*PROBLEM DETAILS*:
Every entry below should be restated word for word, except for its images.
GIVEN RECORDS START
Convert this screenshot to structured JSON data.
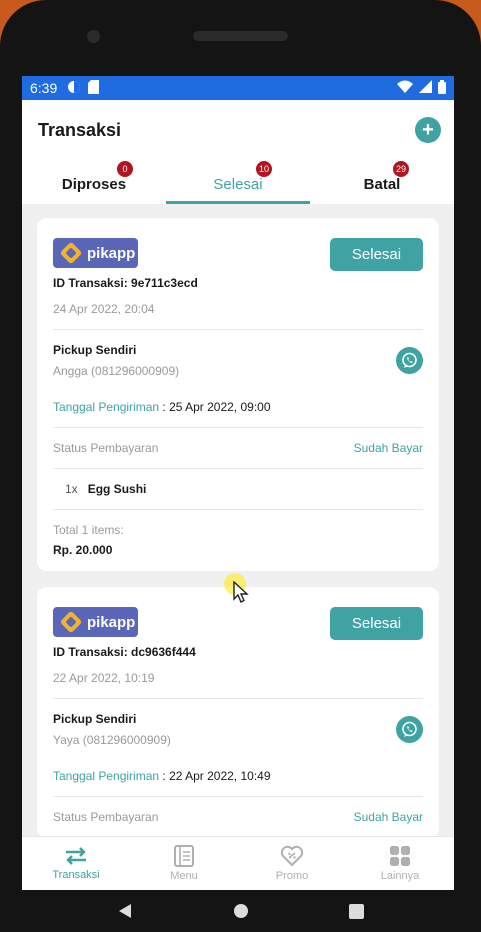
{
  "statusbar": {
    "time": "6:39"
  },
  "header": {
    "title": "Transaksi",
    "add_icon": "plus-icon"
  },
  "tabs": [
    {
      "label": "Diproses",
      "badge": "0",
      "active": false
    },
    {
      "label": "Selesai",
      "badge": "10",
      "active": true
    },
    {
      "label": "Batal",
      "badge": "29",
      "active": false
    }
  ],
  "orders": [
    {
      "logo_text": "pikapp",
      "status": "Selesai",
      "id_label": "ID Transaksi: 9e711c3ecd",
      "date": "24 Apr 2022, 20:04",
      "pickup_title": "Pickup Sendiri",
      "customer": "Angga (081296000909)",
      "delivery_label": "Tanggal Pengiriman",
      "delivery_value": " : 25 Apr 2022, 09:00",
      "payment_label": "Status Pembayaran",
      "payment_value": "Sudah Bayar",
      "items": [
        {
          "qty": "1x",
          "name": "Egg Sushi"
        }
      ],
      "total_label": "Total 1 items:",
      "total_value": "Rp. 20.000"
    },
    {
      "logo_text": "pikapp",
      "status": "Selesai",
      "id_label": "ID Transaksi: dc9636f444",
      "date": "22 Apr 2022, 10:19",
      "pickup_title": "Pickup Sendiri",
      "customer": "Yaya (081296000909)",
      "delivery_label": "Tanggal Pengiriman",
      "delivery_value": " : 22 Apr 2022, 10:49",
      "payment_label": "Status Pembayaran",
      "payment_value": "Sudah Bayar"
    }
  ],
  "bottom_nav": [
    {
      "label": "Transaksi",
      "icon": "transfer-arrows-icon",
      "active": true
    },
    {
      "label": "Menu",
      "icon": "menu-book-icon",
      "active": false
    },
    {
      "label": "Promo",
      "icon": "promo-tag-icon",
      "active": false
    },
    {
      "label": "Lainnya",
      "icon": "grid-icon",
      "active": false
    }
  ],
  "colors": {
    "accent": "#3fa3a3",
    "statusbar": "#1f6ce0",
    "badge": "#b3131e",
    "logo_bg": "#5a66b8"
  }
}
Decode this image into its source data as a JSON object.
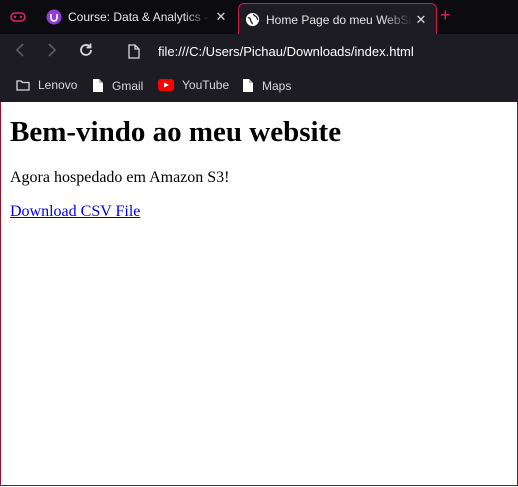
{
  "tabs": [
    {
      "title": "Course: Data & Analytics - I",
      "icon": "course-icon"
    },
    {
      "title": "Home Page do meu WebSite",
      "icon": "globe-icon"
    }
  ],
  "toolbar": {
    "url": "file:///C:/Users/Pichau/Downloads/index.html"
  },
  "bookmarks": [
    {
      "label": "Lenovo",
      "icon": "folder-icon"
    },
    {
      "label": "Gmail",
      "icon": "page-icon"
    },
    {
      "label": "YouTube",
      "icon": "youtube-icon"
    },
    {
      "label": "Maps",
      "icon": "page-icon"
    }
  ],
  "page": {
    "heading": "Bem-vindo ao meu website",
    "text": "Agora hospedado em Amazon S3!",
    "link": "Download CSV File"
  },
  "colors": {
    "accent": "#e0245e",
    "link": "#0000ee",
    "toolbar_bg": "#1d1c22"
  }
}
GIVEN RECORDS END
*TASK OUTPUT*:
Convert this screenshot to structured JSON data.
{
  "statusbar": {
    "time": "6:39"
  },
  "header": {
    "title": "Transaksi",
    "add_icon": "plus-icon"
  },
  "tabs": [
    {
      "label": "Diproses",
      "badge": "0",
      "active": false
    },
    {
      "label": "Selesai",
      "badge": "10",
      "active": true
    },
    {
      "label": "Batal",
      "badge": "29",
      "active": false
    }
  ],
  "orders": [
    {
      "logo_text": "pikapp",
      "status": "Selesai",
      "id_label": "ID Transaksi: 9e711c3ecd",
      "date": "24 Apr 2022, 20:04",
      "pickup_title": "Pickup Sendiri",
      "customer": "Angga (081296000909)",
      "delivery_label": "Tanggal Pengiriman",
      "delivery_value": " : 25 Apr 2022, 09:00",
      "payment_label": "Status Pembayaran",
      "payment_value": "Sudah Bayar",
      "items": [
        {
          "qty": "1x",
          "name": "Egg Sushi"
        }
      ],
      "total_label": "Total 1 items:",
      "total_value": "Rp. 20.000"
    },
    {
      "logo_text": "pikapp",
      "status": "Selesai",
      "id_label": "ID Transaksi: dc9636f444",
      "date": "22 Apr 2022, 10:19",
      "pickup_title": "Pickup Sendiri",
      "customer": "Yaya (081296000909)",
      "delivery_label": "Tanggal Pengiriman",
      "delivery_value": " : 22 Apr 2022, 10:49",
      "payment_label": "Status Pembayaran",
      "payment_value": "Sudah Bayar"
    }
  ],
  "bottom_nav": [
    {
      "label": "Transaksi",
      "icon": "transfer-arrows-icon",
      "active": true
    },
    {
      "label": "Menu",
      "icon": "menu-book-icon",
      "active": false
    },
    {
      "label": "Promo",
      "icon": "promo-tag-icon",
      "active": false
    },
    {
      "label": "Lainnya",
      "icon": "grid-icon",
      "active": false
    }
  ],
  "colors": {
    "accent": "#3fa3a3",
    "statusbar": "#1f6ce0",
    "badge": "#b3131e",
    "logo_bg": "#5a66b8"
  }
}
Decode this image into its source data as a JSON object.
{
  "tabs": [
    {
      "title": "Course: Data & Analytics - I",
      "icon": "course-icon"
    },
    {
      "title": "Home Page do meu WebSite",
      "icon": "globe-icon"
    }
  ],
  "toolbar": {
    "url": "file:///C:/Users/Pichau/Downloads/index.html"
  },
  "bookmarks": [
    {
      "label": "Lenovo",
      "icon": "folder-icon"
    },
    {
      "label": "Gmail",
      "icon": "page-icon"
    },
    {
      "label": "YouTube",
      "icon": "youtube-icon"
    },
    {
      "label": "Maps",
      "icon": "page-icon"
    }
  ],
  "page": {
    "heading": "Bem-vindo ao meu website",
    "text": "Agora hospedado em Amazon S3!",
    "link": "Download CSV File"
  },
  "colors": {
    "accent": "#e0245e",
    "link": "#0000ee",
    "toolbar_bg": "#1d1c22"
  }
}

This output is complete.